A new regulation issued by the EEOC says that it's possible for employers to reduce or eliminate insurance benefits for retiree's who are Medicare eligible, according to an article in the NY Times. This is a two edged sword but makes complete sense. On the one hand it would cut the cost of insurance benefits across the board because it reduces the high risks associated with covering the elder segment of the population.
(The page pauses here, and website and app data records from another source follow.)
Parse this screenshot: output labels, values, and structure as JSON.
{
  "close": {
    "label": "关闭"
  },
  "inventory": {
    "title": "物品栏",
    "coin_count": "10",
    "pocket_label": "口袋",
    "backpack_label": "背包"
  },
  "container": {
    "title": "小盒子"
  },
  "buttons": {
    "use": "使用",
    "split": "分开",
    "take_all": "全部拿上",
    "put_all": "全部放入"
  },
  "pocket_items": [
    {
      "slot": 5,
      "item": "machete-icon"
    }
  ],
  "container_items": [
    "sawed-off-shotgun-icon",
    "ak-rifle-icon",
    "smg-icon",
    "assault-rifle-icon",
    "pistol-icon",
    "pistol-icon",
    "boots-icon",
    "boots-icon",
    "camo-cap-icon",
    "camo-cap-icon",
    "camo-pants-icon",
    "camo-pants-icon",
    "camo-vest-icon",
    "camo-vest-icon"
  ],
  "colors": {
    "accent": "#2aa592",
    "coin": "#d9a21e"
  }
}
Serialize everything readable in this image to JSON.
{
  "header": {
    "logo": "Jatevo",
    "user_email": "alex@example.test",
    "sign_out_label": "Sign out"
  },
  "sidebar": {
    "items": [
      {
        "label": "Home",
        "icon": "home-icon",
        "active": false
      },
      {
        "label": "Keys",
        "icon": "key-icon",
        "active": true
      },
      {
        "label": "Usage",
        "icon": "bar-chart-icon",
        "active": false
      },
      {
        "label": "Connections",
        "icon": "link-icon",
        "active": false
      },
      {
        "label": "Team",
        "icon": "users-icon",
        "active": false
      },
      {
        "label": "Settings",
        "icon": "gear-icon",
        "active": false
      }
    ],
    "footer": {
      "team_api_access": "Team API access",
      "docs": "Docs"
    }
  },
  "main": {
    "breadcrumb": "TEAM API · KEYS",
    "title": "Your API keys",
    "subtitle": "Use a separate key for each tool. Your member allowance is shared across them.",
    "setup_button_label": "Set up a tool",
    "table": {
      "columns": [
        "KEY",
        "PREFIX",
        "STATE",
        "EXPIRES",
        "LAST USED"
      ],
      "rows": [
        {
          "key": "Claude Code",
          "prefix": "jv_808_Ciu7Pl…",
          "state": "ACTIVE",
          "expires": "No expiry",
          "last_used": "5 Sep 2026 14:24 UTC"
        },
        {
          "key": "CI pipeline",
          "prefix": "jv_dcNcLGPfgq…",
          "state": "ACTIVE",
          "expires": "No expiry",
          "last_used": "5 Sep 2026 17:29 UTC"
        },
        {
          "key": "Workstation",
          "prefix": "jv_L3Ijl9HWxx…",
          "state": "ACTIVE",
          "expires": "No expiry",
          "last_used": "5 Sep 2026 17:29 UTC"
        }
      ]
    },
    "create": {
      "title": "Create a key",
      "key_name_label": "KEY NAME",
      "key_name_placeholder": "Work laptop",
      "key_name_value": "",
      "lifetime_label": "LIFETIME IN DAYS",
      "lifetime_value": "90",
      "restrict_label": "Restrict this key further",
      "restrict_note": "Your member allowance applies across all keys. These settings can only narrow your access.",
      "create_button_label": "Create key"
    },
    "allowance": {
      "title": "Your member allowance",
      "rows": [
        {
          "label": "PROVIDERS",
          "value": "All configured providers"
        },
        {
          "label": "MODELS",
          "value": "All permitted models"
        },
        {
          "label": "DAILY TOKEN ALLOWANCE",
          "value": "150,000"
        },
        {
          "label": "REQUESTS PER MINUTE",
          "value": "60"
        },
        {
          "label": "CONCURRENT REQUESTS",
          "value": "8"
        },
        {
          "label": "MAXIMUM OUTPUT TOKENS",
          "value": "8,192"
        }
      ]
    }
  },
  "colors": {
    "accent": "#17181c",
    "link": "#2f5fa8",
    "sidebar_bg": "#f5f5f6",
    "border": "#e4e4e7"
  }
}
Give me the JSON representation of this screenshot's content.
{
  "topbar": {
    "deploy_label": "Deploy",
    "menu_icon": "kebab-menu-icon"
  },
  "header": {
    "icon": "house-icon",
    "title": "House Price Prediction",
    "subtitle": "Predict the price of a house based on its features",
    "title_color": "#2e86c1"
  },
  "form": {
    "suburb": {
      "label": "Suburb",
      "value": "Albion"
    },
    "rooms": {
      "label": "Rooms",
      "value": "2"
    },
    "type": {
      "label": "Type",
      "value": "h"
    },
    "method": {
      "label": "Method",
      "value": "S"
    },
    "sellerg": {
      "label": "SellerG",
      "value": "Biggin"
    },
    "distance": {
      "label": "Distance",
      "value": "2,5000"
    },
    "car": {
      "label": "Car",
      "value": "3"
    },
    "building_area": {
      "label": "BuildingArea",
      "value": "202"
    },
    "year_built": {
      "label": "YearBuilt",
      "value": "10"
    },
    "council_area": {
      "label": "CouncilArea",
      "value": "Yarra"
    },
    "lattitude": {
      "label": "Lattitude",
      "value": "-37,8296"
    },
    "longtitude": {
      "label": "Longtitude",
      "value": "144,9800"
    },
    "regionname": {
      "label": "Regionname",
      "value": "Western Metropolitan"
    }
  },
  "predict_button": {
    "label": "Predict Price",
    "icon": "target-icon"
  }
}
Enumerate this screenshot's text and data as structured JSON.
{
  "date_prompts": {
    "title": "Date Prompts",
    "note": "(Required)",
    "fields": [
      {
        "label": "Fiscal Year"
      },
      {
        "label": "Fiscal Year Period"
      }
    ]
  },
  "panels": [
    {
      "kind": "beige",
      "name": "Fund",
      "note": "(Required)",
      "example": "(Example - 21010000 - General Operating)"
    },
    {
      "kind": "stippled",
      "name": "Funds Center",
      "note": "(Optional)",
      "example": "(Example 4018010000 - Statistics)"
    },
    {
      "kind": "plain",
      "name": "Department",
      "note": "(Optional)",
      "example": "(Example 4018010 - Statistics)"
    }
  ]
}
On the otherhand it may cause a rise in payroll taxes to cover the cost of shifting people from private insurance (Medicare Secondary Payer?) to Medicare (as Primary). I found the following highly interesting:

In general, the commission observed, employers are not required by federal law to provide health benefits to either active or retired workers.

So it's more a practice than an actual policy.

Under the new rule, employers may, if they choose, provide retiree health benefits “only to those retirees who are not yet eligible for Medicare.” Likewise, the rule says, retiree health benefits can be “altered, reduced or eliminated” when a retiree becomes eligible for Medicare.

Further, employers will be able to reduce or eliminate health benefits provided to the spouse or dependents of a retired worker 65 or over, regardless of whether benefits for the retiree are changed.

Employers and some unions contend that retirees under 65 have a greater need for employer-sponsored health benefits because they are generally not Medicare-eligible. Large employers have often provided some health benefits to retirees 65 and older, to help cover costs not paid by Medicare. But employers have for years been trying to reduce retiree benefits or to shift more of the cost to retirees.

This really wouldn't be an issue if we had a paradigm shift when it came to fiduciary duty and fiscal responsibility. People aren't saving money as they should for retirement either because they can't or they don't know how. And that becomes a real problem when people look to entitlements either from their employer or to the Government. Although people are living longer lives ( a good thing ) they're not living healthier longer lives, meaning that even though you're living to be 100 you're having even more health problems.

Sphere: Related Content

No comments: